  • Always be thoughtful and considerate of your partner -  You may be a big shot, but that does not mean you can treat your sexual partners as objects. If you treat them badly, it is not only ill mannered, it can sometimes bring retaliation in a form you will not appreciate.
  • Never give in to blackmail - it is rare for public figures to be blackmailed, but it does happen. If someone threatens to blackmail you, go to the police immediately and seek their help. Having sex with another guy is not illegal in the U.S., blackmail is and you cannot allow yourself to be caught up in it. It will never end.
Just because you are a public figure does not mean that you will have any better luck trying to lock down your same sex desires and needs than the ordinary Joe. It does mean that being sexual with another guy will have to be carried out with great care.

You may be a public figure, but you are entitled to a private life. To ensure your right to privacy you must do all you can to protect yourself and your privacy.

Be careful out there.

Jack Scott

Anyone can comment on what I write in this blog. Regretfully, the recent amount of spam in my email account as required that I reinstate the word verification process for comments which I personally hate.

But at the same time I have loosened the comment moderation process so that those of you who have a Google Blogger ID or other recognized blogger ID will no longer need to wait for your comment to be moderated. I'm hoping this will tempt you to take the trouble to comment.

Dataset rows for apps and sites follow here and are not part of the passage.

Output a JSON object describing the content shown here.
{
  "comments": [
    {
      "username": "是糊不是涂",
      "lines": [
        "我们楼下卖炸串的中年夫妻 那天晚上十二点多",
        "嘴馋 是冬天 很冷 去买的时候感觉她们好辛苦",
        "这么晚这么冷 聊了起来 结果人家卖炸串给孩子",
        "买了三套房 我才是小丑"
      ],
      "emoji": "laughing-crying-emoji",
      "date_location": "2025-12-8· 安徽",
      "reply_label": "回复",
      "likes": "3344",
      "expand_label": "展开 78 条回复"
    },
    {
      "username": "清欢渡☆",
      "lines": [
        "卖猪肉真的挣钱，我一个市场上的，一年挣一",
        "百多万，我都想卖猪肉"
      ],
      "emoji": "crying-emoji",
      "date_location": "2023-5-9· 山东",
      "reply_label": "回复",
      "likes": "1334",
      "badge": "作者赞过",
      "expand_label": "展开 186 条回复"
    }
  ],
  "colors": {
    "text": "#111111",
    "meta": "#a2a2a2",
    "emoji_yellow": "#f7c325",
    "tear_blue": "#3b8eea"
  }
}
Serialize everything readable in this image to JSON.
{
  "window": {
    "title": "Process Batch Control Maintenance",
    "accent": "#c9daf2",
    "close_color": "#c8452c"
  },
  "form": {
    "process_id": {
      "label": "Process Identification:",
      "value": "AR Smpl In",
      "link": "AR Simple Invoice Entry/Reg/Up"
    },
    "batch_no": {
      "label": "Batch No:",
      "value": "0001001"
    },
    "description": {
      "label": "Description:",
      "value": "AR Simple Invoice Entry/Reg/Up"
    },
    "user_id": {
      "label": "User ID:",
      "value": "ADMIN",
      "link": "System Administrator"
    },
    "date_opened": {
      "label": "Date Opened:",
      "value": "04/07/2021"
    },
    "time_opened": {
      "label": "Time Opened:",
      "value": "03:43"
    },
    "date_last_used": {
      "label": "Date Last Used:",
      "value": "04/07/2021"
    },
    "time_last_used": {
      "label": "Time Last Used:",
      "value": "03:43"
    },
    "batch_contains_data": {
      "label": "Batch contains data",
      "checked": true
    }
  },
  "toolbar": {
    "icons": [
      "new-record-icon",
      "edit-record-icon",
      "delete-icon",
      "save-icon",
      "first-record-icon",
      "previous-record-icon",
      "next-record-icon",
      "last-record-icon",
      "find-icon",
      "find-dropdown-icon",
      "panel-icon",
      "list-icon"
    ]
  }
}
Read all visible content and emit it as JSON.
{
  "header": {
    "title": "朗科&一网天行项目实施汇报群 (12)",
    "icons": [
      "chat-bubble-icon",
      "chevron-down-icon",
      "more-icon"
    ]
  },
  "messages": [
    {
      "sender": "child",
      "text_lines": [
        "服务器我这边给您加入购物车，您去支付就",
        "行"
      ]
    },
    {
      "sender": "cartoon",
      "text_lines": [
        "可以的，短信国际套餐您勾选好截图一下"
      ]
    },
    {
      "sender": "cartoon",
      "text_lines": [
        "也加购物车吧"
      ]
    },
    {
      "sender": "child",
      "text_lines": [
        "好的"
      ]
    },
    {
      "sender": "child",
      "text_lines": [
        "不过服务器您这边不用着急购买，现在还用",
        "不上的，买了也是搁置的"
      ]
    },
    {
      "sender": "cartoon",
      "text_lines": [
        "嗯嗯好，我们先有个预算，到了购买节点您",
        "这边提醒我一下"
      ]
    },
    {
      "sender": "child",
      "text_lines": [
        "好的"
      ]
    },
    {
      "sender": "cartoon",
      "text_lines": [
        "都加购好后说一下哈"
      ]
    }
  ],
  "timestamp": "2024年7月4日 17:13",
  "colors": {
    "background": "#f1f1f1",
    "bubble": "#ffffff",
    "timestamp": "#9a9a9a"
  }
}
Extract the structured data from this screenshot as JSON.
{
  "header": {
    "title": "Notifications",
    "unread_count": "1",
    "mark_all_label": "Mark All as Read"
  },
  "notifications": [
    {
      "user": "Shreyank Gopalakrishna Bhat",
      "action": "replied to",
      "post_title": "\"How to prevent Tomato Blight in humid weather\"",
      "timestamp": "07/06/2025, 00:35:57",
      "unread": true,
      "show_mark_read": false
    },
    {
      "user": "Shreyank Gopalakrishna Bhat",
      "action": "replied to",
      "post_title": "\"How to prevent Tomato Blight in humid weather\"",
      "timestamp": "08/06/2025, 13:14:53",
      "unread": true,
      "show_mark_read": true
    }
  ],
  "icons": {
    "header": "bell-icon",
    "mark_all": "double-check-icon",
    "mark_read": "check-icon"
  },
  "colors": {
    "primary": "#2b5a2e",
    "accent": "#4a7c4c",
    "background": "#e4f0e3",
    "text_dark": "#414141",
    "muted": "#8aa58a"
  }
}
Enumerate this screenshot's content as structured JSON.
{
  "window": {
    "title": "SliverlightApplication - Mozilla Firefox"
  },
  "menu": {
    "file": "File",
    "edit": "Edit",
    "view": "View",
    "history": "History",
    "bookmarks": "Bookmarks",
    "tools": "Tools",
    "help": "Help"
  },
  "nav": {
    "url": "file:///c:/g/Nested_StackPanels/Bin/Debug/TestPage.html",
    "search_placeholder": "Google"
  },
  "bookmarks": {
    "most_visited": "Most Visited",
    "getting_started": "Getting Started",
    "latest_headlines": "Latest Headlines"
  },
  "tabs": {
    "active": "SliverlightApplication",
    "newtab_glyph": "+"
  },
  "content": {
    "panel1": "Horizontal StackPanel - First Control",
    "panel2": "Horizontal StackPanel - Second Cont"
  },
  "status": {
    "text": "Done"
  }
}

The truth is I want respectful comments both from those who agree with me and those who do not. All I as is that you keep comments to the point, clean and non-threatenting.

I look forward to hearing from each of you.

Jack Scott